Due to climate change, fish and crabs are unavailable in human-habitat areas, forcing people to enter core zones.

New Delhi: The core islands of Sundarbans have unforgettable tales of man-eaters. However, the wives of tiger attack survivors often struggle immensely to support their families. The Sunday Guardian explored the stories of wives of tiger attack survivors, who are now overburdened with medical bills of their husbands. Due to drastic climate changes, fish and crabs are unavailable in the human-habitat areas and people are often forced to enter core zones of Sunderbans and become a victim of tiger attack and some lose their lives.
Saraswati Mondal is the wife of a tiger attack survivor Asit Mondal. Asit, 63, is a resident of Shantigachi village in Sundarban. Seventeen years ago, he was attacked by a man-eater of Sundarban and is still facing multiple health problems. Moreover, Asit is dependent on his wife and his son is not allowed to do any heavy tasks. Saraswati, while recalling her life 17 years ago, told this paper, “I used to do multiple jobs to support my husband and my children.
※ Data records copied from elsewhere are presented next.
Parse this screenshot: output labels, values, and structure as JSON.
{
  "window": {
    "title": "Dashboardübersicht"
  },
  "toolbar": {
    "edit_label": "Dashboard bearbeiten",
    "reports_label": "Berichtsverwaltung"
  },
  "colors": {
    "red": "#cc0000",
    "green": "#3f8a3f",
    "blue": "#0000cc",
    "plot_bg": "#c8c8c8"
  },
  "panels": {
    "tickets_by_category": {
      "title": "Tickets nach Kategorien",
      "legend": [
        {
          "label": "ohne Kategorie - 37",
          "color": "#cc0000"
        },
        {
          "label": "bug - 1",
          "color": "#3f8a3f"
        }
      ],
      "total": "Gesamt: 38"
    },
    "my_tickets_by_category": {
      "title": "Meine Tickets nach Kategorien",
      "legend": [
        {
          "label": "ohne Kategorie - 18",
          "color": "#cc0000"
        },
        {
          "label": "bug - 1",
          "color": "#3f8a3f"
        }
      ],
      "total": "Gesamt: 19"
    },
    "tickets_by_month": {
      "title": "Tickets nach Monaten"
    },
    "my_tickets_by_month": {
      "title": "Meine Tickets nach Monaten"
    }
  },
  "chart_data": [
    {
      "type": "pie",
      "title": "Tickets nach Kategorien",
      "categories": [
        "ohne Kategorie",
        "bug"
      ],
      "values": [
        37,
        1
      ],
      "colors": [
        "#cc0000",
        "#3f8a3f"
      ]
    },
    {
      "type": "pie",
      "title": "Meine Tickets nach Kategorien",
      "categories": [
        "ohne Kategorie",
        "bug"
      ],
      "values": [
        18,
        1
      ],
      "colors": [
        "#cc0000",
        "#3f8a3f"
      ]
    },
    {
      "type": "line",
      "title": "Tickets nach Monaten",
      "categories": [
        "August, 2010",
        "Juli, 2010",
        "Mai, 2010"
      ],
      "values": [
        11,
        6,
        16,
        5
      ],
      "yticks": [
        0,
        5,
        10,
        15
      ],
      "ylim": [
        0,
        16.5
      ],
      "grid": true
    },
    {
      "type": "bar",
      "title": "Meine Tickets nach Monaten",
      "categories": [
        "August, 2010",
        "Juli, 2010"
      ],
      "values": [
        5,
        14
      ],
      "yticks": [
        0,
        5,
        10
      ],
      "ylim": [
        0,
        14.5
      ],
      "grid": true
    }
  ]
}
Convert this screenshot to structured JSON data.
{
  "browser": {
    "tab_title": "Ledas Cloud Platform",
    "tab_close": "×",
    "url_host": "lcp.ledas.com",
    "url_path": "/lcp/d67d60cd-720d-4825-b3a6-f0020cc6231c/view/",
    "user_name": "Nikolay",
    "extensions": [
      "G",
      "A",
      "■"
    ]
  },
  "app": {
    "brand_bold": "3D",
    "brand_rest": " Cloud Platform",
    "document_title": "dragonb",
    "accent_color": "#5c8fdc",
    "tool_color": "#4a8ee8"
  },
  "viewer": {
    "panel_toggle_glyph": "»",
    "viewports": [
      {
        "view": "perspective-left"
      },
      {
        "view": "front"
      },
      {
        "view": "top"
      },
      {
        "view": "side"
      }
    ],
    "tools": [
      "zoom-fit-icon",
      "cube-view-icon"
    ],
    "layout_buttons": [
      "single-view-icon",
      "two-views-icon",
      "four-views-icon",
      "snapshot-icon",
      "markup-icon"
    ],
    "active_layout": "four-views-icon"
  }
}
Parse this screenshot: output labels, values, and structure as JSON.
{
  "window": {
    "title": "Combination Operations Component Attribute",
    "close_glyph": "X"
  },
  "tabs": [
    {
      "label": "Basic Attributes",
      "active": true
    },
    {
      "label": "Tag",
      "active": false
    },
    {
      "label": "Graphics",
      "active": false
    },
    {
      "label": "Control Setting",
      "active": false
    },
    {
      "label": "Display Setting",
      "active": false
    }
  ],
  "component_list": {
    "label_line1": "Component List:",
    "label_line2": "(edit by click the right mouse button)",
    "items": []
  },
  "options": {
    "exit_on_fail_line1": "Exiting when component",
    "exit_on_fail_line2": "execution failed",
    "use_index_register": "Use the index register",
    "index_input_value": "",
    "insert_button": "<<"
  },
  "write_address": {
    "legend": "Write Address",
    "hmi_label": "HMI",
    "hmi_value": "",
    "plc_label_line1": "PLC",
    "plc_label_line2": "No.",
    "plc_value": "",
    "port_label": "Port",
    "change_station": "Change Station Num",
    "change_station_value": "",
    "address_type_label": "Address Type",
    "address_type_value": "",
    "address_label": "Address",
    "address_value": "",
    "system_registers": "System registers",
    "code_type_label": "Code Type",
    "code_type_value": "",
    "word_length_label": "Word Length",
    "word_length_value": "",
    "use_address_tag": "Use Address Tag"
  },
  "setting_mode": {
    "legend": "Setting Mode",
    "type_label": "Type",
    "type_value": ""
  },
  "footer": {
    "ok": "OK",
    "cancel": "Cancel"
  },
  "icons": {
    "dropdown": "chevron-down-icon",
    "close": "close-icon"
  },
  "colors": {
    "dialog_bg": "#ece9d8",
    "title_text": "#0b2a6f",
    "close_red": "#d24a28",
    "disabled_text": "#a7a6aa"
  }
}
My son was seven years old and my daughter was 15. Even my children had to leave their education and they started doing odd jobs to support us. With a sum of only Rs 2,500 per month, we managed our livelihood.” She admits that her husband went to tiger zones, which are strictly prohibited by the officials, to catch some crabs and fish. Asked why they went to the tiger zones without permission, she said, “We do what it takes to survive.”
Since then, the life of Saraswati was never easy. Her daughter got married early as the family was forced by other villagers. The family has received a house from the government and small land. Now his son is 21 and is managing the family. Similarly, Tapasi Sardar, the wife of Sudarshan Sardar, is a resident of Gosaba village in Sundarban. Around 5-6 years ago, Sudarshan went to the tiger zone of Sundarban and was attacked by a man-eater while his brothers were away. However, he, along with his friends, helped him to get away from the clutches of the tiger and he was immediately rushed to a local hospital, Chittaranjan. He was admitted to the hospital for more than a month and till now, he hasn’t recovered fully. He is dependent on his family and friends for money. He is still undergoing treatment and is not allowed to do any heavy tasks.
Tapasi said, “I work at the houses of other people and manage to earn Rs 2,000-3,000 per month. My friends and extended family help our family financially. Sometimes, other well-off families of the village provide us with food and clothes.” Her son studies in Class 4 and manages his books and other study materials from his friends and teachers. Recalling her life before her husband became a tiger-attack survivor, she said, “My life was better, he used to look after us and we managed to bring more money but now he can’t work and I need to take care of everything. Now, we are mostly dependent on other family members.” People like Umashankar, a resident and a social worker in Satjelia, Sundarban, told this paper, “We try to help them with money but we have our limitations. We can’t provide them with all the money, but we definitely distribute food and clothes to them. This is a small help.”